Making your business more efficient

worker at machineIs business good, are the orders flooding in? Is the accountant happy with your turnover? If so, now’s the time to find ways of making your business more efficient.

Don’t sit back and rest on your laurels. Preparing for the worst is smart business, and boosting business efficiency is a proven, timeless defence.

Here at PRV Engineering we have spent the past two years investing heavily in plant, staff and facilities.

However, as we understand from experience, investment is not just about machinery and a new-look shop floor. You don’t automatically become more efficient.

Yes, it can certainly help to capture efficiencies. However, the gains could prove transient if you don’t look at your business, from top to bottom, and prepare accordingly for the future.

Here we look at FIVE ways to fine-tune your business, moving forward Continue reading

Expanding into the Nuclear sector

CNC machineIs your business looking to expand into the Nuclear sector as a potential market opportunity? If so, help is on hand.

The Nuclear Advanced Manufacturing Research Centre (Nuclear AMRC) has joined forces with the Manufacturing Advisory Service (MAS) to help more than 300 small manufacturers.

The said SMEs will be encouraged to seize the opportunities of the UK’s rapidly developing £60 billion civil nuclear new build sector and £1.5 billion a year decommissioning programme.

The business improvement programme – Fit for Nuclear (F4N) – has been funded by a number of top tier partners including Areva and EDF Energy.

It will measure individual business operations’ against the standards required to supply the nuclear industry – in new build, operations and decommissioning. Continue reading

Rail industry is on the right track

woman on railway platformWhether we work inside or outside of the rail industry, we all yearn for a better rail network system and improved facilities.

Network Rail has been working hand in hand with the train operating companies to deliver better stations across England and Wales.

By the time Spring 2015 comes around, the rail industry will have seen major changes and significant development.

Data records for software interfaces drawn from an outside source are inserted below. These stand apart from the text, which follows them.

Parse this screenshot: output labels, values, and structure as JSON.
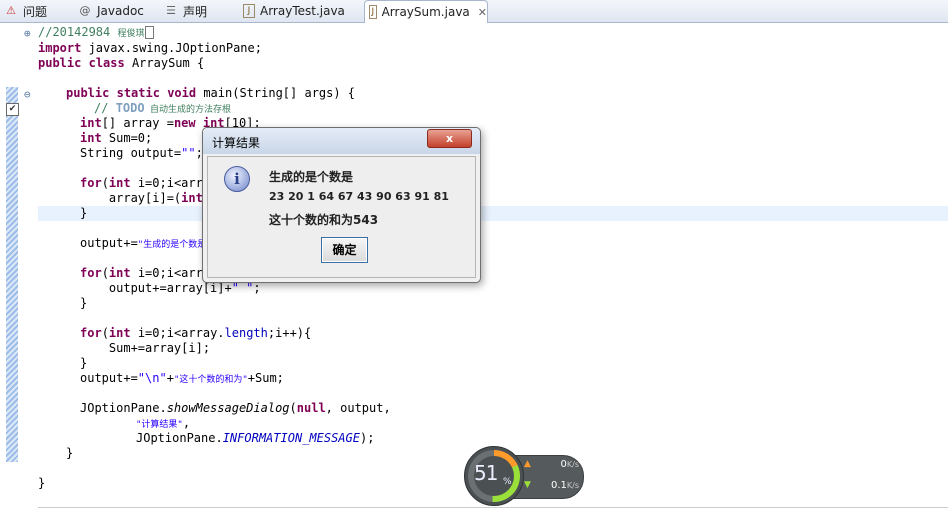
{
  "tabs": [
    {
      "label": "问题",
      "icon": "problems-icon"
    },
    {
      "label": "Javadoc",
      "icon": "at-icon"
    },
    {
      "label": "声明",
      "icon": "declaration-icon"
    },
    {
      "label": "ArrayTest.java",
      "icon": "java-file-icon"
    },
    {
      "label": "ArraySum.java",
      "icon": "java-file-icon",
      "active": true
    }
  ],
  "code": {
    "l1_comment": "//20142984 ",
    "l1_name": "程俊琪",
    "l2_kw": "import",
    "l2_rest": " javax.swing.JOptionPane;",
    "l3_kw1": "public",
    "l3_kw2": "class",
    "l3_rest": " ArraySum {",
    "l5_kw1": "public",
    "l5_kw2": "static",
    "l5_kw3": "void",
    "l5_rest": " main(String[] args) {",
    "l6_comment": "// ",
    "l6_todo": "TODO",
    "l6_cn": " 自动生成的方法存根",
    "l7_kw1": "int",
    "l7_mid": "[] array =",
    "l7_kw2": "new",
    "l7_sp": " ",
    "l7_kw3": "int",
    "l7_rest": "[10];",
    "l8_kw": "int",
    "l8_rest": " Sum=0;",
    "l9_text": "String output=",
    "l9_str": "\"\"",
    "l9_end": ";",
    "l11_kw1": "for",
    "l11_p": "(",
    "l11_kw2": "int",
    "l11_rest": " i=0;i<arra",
    "l12_text": "    array[i]=(",
    "l12_kw": "int",
    "l13_text": "}",
    "l15_text": "output+=",
    "l15_str": "\"生成的是个数是",
    "l17_kw1": "for",
    "l17_p": "(",
    "l17_kw2": "int",
    "l17_rest": " i=0;i<arra",
    "l18_text": "    output+=array[i]+",
    "l18_str": "\" \"",
    "l18_end": ";",
    "l19_text": "}",
    "l21_kw1": "for",
    "l21_p": "(",
    "l21_kw2": "int",
    "l21_mid": " i=0;i<array.",
    "l21_fld": "length",
    "l21_rest": ";i++){",
    "l22_text": "    Sum+=array[i];",
    "l23_text": "}",
    "l24_a": "output+=",
    "l24_s1": "\"\\n\"",
    "l24_b": "+",
    "l24_s2": "\"这十个数的和为\"",
    "l24_c": "+Sum;",
    "l26_a": "JOptionPane.",
    "l26_m": "showMessageDialog",
    "l26_b": "(",
    "l26_kw": "null",
    "l26_c": ", output,",
    "l27_str": "\"计算结果\"",
    "l27_end": ",",
    "l28_a": "JOptionPane.",
    "l28_f": "INFORMATION_MESSAGE",
    "l28_b": ");",
    "l29_text": "}",
    "l31_text": "}"
  },
  "dialog": {
    "title": "计算结果",
    "close": "x",
    "line1": "生成的是个数是",
    "line2": "23 20 1 64 67 43 90 63 91 81",
    "line3": "这十个数的和为543",
    "ok": "确定",
    "icon": "info-icon"
  },
  "netmon": {
    "percent": "51",
    "percent_sign": "%",
    "upload": "0",
    "upload_unit": "K/s",
    "download": "0.1",
    "download_unit": "K/s",
    "upload_color": "#ff9b2b",
    "download_color": "#9adf3a"
  }
}
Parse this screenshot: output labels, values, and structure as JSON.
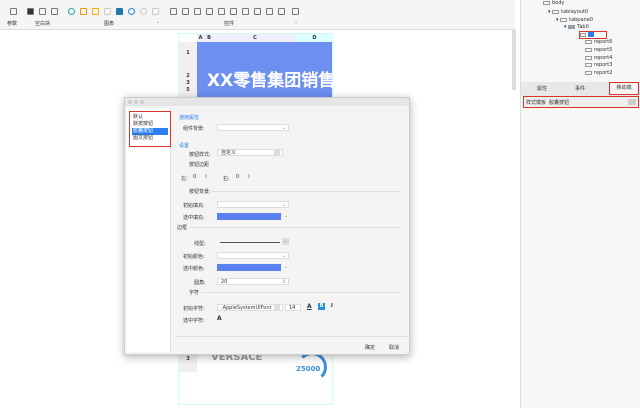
{
  "toolbar": {
    "param_label": "参数",
    "blank_label": "空白块",
    "chart_label": "图表",
    "widget_label": "控件"
  },
  "sheet": {
    "columns": [
      "A",
      "B",
      "C",
      "D"
    ],
    "rows": [
      "1",
      "2",
      "3",
      "5"
    ],
    "banner_title": "XX零售集团销售",
    "bottom_row": "3",
    "bottom_text": "VERSACE",
    "gauge_text": "25000"
  },
  "tree": {
    "items": [
      "body",
      "tablayout0",
      "tabpane0",
      "Tab0",
      "",
      "report6",
      "report5",
      "report4",
      "report3",
      "report2"
    ]
  },
  "right_tabs": [
    "属性",
    "事件",
    "移动端"
  ],
  "style_row": {
    "label": "样式模板",
    "value": "胶囊按钮"
  },
  "dialog": {
    "styles": [
      "默认",
      "默按按钮",
      "胶囊按钮",
      "图文按钮"
    ],
    "selected_style": "胶囊按钮",
    "general_section": "通用属性",
    "widget_bg_label": "组件背景:",
    "settings_section": "设置",
    "btn_style_label": "按钮样式:",
    "btn_style_value": "自定义",
    "btn_padding_label": "按钮边距",
    "left_label": "左:",
    "left_value": "0",
    "right_label": "右:",
    "right_value": "0",
    "btn_bg_label": "按钮背景:",
    "init_fill_label": "初始填充:",
    "sel_fill_label": "选中填充:",
    "border_section": "边框",
    "line_label": "线型:",
    "init_color_label": "初始颜色:",
    "sel_color_label": "选中颜色:",
    "radius_label": "圆角:",
    "radius_value": "20",
    "font_section": "字符",
    "init_font_label": "初始字符:",
    "font_value": ".AppleSystemUIFont",
    "font_size": "14",
    "bold_glyph": "B",
    "italic_glyph": "I",
    "color_glyph": "A",
    "sel_font_label": "选中字符:",
    "ok": "确定",
    "cancel": "取消",
    "accent": "#5b80f0"
  }
}
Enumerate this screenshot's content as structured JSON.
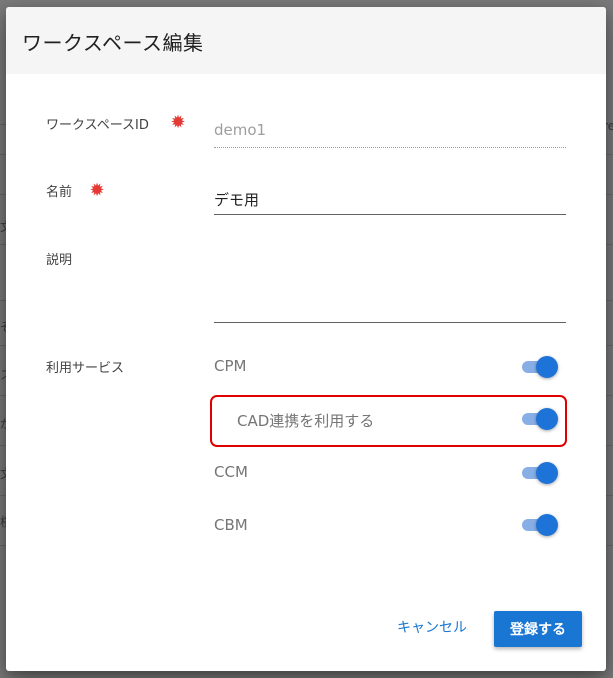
{
  "dialog": {
    "title": "ワークスペース編集"
  },
  "fields": {
    "workspace_id": {
      "label": "ワークスペースID",
      "value": "demo1"
    },
    "name": {
      "label": "名前",
      "value": "デモ用"
    },
    "description": {
      "label": "説明",
      "value": ""
    },
    "services": {
      "label": "利用サービス"
    }
  },
  "services": [
    {
      "label": "CPM",
      "enabled": true
    },
    {
      "label": "CAD連携を利用する",
      "enabled": true
    },
    {
      "label": "CCM",
      "enabled": true
    },
    {
      "label": "CBM",
      "enabled": true
    }
  ],
  "buttons": {
    "cancel": "キャンセル",
    "submit": "登録する"
  },
  "background_fragments": [
    "re",
    "文",
    "ぞ",
    "ス",
    "が",
    "文",
    "桜"
  ],
  "colors": {
    "accent": "#1976d2",
    "required": "#e53935",
    "highlight": "#e00000",
    "toggle_track": "#88aee6",
    "toggle_thumb": "#1e73d8"
  }
}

A war chest of £150m was set aside, at the outset, as part of the National Stations’ Improvement Programme. The overall plan was to improve over 150 medium-sized stations in areas such as passenger information and facilities.

As a provider to the rail industry, we at PRV Engineering are delighted to see the investment in stations, across England and Wales. Continue reading

Steel fabrication at PRV Engineering

steel fabrication construction siteAlthough the construction of steel buildings began way back in the 20th century, their use became more widespread during World War II and significantly expanded after the war when steel became more readily available.

Steel buildings have been widely accepted, in part due to cost efficiency. What’s more, the range of application has expanded with improved materials, products and design capabilities and with the availability of computer aided design software.

Here at PRV Engineering we offer a first-class steel framework fabrication and concreting service. Designed as an extension to the services we already provide for the construction industry, and for businesses that are very cost conscious, we believe our new facility is the ideal solution. Continue reading

Women in Engineering

word cloud about women in engineeringEarlier this year we reported on the lack of Women in Engineering. This is due, in some part, to the perceptions of what a career in engineering involves.

Studies have shown that many female students believe engineering is all about fixing cars, getting their hands dirty and coming home with black faces and dirty nails. As a result, they steer clear.

It has caused widespread concern. So much so, that earlier this year, business secretary Vince Cable suggested the shortage of engineers, and in particular a shortage of women in engineering, provided a serious threat to recovery.

At that stage – and figures are understood to have changed very little – only 8 per cent of British engineers were women. That compares unfavourably with 15 per cent in Germany, 25 per cent in Sweden and 30 per cent in Latvia. Continue reading